Year: 2024 Source: Network Science. (2024). SIEC No: 20240923
Suicide is a leading cause of death in the United States, particularly among adolescents. In recent years, suicidal ideation, attempts, and fatalities have increased. Systems maps can effectively represent complex issues such as suicide, thus providing decision-support tools for policymakers to identify and evaluate interventions. While network science has served to examine systems maps in fields such as obesity, there is limited research at the intersection of suicidology and network science. In this paper, we apply network science to a large causal map of adverse childhood experiences (ACEs) and suicide to address this gap. The National Center for Injury Prevention and Control (NCIPC) within the Centers for Disease Control and Prevention recently created a causal map that encapsulates ACEs and adolescent suicide in 361 concept nodes and 946 directed relationships.
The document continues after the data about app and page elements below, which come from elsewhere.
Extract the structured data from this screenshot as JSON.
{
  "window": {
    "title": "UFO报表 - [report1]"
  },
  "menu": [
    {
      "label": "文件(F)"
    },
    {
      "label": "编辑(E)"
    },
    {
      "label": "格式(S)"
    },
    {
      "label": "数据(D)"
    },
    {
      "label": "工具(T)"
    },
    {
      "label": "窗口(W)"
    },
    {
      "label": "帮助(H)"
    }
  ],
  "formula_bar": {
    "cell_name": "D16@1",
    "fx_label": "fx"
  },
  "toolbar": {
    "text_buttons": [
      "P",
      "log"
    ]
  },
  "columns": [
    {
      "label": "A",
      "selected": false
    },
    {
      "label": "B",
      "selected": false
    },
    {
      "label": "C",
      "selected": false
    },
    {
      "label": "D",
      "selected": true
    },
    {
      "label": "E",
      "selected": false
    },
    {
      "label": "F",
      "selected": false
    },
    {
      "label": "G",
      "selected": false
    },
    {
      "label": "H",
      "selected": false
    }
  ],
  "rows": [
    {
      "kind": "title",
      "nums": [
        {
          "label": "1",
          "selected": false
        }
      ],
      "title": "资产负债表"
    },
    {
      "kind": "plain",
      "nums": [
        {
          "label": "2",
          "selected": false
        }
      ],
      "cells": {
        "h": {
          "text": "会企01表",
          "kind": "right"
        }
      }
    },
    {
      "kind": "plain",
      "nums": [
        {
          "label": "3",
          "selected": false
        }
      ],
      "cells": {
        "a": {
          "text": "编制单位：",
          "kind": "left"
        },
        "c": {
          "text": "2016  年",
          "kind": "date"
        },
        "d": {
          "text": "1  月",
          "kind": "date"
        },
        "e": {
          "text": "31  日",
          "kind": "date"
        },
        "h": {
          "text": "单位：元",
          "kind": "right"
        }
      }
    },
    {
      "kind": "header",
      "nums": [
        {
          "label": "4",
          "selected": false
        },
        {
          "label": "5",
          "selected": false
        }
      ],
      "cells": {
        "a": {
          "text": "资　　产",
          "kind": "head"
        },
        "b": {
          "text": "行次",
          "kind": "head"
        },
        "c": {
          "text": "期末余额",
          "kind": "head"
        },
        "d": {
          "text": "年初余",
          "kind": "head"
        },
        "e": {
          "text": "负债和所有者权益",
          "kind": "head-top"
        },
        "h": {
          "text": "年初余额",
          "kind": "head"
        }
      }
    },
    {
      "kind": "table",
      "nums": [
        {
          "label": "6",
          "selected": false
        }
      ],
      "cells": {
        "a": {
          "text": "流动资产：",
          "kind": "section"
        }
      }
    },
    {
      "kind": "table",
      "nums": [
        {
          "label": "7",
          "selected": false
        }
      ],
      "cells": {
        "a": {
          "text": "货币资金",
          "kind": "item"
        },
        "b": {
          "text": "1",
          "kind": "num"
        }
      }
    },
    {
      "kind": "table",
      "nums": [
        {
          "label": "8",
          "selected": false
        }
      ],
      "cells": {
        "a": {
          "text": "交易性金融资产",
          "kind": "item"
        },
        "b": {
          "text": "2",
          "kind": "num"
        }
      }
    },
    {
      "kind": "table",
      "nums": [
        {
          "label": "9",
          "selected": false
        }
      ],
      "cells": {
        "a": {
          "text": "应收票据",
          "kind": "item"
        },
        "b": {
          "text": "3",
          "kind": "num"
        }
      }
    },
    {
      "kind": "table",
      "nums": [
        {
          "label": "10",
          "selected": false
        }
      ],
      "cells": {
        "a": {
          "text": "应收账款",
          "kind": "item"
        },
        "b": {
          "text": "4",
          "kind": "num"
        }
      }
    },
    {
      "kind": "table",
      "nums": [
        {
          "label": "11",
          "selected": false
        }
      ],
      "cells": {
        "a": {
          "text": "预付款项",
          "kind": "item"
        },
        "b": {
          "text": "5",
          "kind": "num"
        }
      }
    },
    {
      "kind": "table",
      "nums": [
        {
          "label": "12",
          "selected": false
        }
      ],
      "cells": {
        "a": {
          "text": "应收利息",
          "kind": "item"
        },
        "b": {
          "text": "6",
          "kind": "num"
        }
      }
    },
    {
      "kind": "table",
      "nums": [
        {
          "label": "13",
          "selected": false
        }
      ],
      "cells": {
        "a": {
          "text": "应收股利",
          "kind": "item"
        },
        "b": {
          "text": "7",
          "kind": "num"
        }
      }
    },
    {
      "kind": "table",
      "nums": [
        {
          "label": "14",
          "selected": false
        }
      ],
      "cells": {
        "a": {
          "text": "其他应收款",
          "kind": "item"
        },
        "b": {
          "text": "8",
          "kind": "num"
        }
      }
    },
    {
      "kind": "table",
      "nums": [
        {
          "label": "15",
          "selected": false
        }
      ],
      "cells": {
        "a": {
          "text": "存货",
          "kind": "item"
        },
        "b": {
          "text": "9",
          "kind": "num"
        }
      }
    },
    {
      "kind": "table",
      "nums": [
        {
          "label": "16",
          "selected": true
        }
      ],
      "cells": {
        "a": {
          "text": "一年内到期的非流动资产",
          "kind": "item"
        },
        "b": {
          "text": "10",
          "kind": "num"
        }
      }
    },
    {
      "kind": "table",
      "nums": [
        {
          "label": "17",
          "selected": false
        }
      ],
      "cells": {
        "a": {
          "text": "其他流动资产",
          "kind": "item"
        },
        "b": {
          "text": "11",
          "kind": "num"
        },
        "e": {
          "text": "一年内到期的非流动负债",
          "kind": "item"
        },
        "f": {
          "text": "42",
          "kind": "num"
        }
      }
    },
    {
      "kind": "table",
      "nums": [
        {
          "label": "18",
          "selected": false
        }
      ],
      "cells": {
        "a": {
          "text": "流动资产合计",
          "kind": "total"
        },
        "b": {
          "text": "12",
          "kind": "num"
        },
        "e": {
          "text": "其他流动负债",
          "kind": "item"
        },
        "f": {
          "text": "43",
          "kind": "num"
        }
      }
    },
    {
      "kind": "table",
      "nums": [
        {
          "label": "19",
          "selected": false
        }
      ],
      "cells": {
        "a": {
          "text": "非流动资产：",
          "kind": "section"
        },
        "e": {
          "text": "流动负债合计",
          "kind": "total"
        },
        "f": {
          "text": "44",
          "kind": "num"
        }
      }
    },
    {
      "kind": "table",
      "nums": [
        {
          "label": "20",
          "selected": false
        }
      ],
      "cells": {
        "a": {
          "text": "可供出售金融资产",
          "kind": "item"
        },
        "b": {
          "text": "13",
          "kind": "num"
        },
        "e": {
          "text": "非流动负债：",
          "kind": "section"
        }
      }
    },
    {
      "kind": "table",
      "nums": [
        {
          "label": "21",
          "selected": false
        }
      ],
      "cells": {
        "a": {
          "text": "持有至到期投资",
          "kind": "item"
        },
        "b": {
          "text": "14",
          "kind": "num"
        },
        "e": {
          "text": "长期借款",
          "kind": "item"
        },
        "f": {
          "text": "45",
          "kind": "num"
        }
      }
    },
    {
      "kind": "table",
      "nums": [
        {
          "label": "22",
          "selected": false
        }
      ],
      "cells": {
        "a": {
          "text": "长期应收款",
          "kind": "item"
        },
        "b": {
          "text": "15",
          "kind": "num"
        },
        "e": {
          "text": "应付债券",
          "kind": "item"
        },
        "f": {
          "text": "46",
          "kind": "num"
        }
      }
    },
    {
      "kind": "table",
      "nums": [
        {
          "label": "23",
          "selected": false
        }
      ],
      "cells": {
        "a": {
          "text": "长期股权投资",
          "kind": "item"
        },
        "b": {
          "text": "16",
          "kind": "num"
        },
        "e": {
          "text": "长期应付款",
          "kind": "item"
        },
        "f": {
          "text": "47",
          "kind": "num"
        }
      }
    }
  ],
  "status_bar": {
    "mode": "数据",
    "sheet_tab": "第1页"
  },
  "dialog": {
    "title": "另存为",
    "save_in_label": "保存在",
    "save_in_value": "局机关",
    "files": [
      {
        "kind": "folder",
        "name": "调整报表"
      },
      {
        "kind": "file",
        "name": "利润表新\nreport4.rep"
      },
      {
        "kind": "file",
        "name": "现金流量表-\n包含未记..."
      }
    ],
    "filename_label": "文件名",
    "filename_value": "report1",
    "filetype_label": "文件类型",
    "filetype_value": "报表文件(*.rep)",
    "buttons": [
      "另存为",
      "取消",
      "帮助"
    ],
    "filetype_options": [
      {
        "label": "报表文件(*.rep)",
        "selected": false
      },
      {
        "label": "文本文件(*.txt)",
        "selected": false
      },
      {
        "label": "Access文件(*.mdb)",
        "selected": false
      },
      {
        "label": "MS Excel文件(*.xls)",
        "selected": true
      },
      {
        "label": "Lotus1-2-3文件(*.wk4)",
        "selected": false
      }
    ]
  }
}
In this study, we examine this map and three similar models through three related questions: (Q1) how do existing network-based models of suicide differ in terms of node- and network-level characteristics? (Q2) Using the NCIPC model as a unifying framework, how do current suicide intervention strategies align with prevailing theories of suicide? (Q3) How can the use of network science on the NCIPC model guide suicide interventions?